Moreover, xD provides a maximum storage capacity of only 2GB, whereas SDHC is available up to 32GB. Something else Olympus should check out is the functionality of a dual card slot. Of course, it is handy to work with two cards but that is all there is to it. We can think of a number of options; storing of JPEG and RAW files separately, automatically using one card as backup or automatically using the other card when the first card is full, etc. It are these features that can make photography more enjoyable in practice.
Olympus E-620 speediness & buffer
Although the file size of the Olympus E-620 has remained the same as that of the E-30, there is a difference in continuous speed. Whereas the E-30 has the ability of processing the 12 Megapixel files at a rate of 5fps, the E-620 has to take it easier with 4fps. The highest quality JPEG files are approximately 8.2MB; the RAW (ORF at Olympus) are approximately 13.9MB. The buffer of the Olympus E620 is smaller than that of the E30, which is in turn smaller than that of the E3. The buffer of the Olympus E620 can take a maximum of 5 RAW pictures; the E-30 up to 12 and the E-3 up to 19 pictures.
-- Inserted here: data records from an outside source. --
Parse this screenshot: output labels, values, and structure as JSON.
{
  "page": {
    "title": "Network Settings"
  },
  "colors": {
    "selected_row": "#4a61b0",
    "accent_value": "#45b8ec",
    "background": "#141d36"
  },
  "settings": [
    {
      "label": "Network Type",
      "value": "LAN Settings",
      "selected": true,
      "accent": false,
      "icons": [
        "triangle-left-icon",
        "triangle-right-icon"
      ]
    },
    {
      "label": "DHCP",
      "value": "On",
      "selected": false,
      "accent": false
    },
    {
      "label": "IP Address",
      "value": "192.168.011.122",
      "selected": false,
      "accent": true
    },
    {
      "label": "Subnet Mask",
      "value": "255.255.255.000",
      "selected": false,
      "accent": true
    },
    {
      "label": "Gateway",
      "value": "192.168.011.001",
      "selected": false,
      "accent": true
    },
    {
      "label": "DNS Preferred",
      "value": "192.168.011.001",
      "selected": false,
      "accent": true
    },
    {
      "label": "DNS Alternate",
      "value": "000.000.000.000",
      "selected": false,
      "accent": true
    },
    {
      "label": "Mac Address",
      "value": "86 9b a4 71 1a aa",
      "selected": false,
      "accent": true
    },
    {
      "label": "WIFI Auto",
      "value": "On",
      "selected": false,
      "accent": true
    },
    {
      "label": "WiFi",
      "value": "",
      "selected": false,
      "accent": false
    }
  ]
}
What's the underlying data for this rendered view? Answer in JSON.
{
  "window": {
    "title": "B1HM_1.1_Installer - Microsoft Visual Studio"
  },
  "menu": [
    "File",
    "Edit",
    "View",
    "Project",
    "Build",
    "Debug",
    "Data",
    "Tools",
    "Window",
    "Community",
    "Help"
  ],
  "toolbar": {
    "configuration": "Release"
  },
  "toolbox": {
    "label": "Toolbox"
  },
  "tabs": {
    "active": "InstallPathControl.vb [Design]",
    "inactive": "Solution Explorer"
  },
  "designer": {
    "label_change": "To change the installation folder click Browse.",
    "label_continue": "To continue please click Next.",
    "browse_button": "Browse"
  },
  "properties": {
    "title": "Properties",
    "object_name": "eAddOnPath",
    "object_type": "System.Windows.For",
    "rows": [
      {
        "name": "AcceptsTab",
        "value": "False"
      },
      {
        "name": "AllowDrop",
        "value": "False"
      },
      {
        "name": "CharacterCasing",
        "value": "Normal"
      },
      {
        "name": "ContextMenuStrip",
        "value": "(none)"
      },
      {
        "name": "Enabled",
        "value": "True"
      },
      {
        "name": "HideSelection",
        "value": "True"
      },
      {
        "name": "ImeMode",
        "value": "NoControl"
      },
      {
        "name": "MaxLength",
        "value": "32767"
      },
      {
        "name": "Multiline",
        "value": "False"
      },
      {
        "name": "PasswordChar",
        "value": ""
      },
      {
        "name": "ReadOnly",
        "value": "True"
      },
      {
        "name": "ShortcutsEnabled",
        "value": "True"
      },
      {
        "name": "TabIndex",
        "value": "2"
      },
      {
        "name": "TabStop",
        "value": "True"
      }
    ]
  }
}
What stands out on an Olympus DSLR camera is the extensive choice for compressions. There are no less than 4 levels of compression provided, excellent.
USB 2.0 Hi-Speed Extreme card reader
If you hesitate to transfer files through the Olympus E-620, you may choose to use a card reader. A card reader is handy for your digital workflow if you want to avoid connecting the camera all the time, or want to be able to keep the workflow going whilst the memory card transfers pictures. The USB 2.0 Hi-Speed card reader of SanDisk is one of the fastest available and provides data transfers of maximum 20MB/sec.
Olympus E BLS-1 Lithium Ion battery
The battery of the Olympus E620 has been improved and is currently only used for this model, and for the new E-450 which we will also review soon. The BLS-1 Lithium-Ion battery has to be charged in the included battery charger which takes approximately 3.5 hours. The battery has a capacity of 7.2V 1150mAh. The capacity has decreased compared to that of the E-30. Yet, we don't see a significant decrease in the amount of pictures that can be taken with a fully loaded battery. Photographing with various use of Live View provides approximately 240 pictures, however; if you use Live View optimally during photography sessions, you have to count with fewer pictures. An extra battery or connecting to the electric mains will then be a solution.